> **Task to complete**: Extract each line from the entries below that has the string "text" in it.

Web page and app entries
◇ ◇ ◇

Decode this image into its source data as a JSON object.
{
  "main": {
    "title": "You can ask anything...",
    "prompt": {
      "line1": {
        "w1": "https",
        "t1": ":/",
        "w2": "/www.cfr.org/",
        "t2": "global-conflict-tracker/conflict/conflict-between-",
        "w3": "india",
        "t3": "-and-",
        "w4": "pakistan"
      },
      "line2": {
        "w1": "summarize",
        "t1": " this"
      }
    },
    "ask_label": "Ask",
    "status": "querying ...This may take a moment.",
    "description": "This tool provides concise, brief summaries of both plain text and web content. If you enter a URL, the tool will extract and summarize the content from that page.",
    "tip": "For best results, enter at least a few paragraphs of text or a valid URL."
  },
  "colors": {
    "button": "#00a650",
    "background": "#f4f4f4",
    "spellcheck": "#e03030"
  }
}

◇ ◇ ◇

> **Result of the exercise**:
    "description": "This tool provides concise, brief summaries of both plain text and web content. If you enter a URL, the tool will extract and summarize the content from that page.",
    "tip": "For best results, enter at least a few paragraphs of text or a valid URL."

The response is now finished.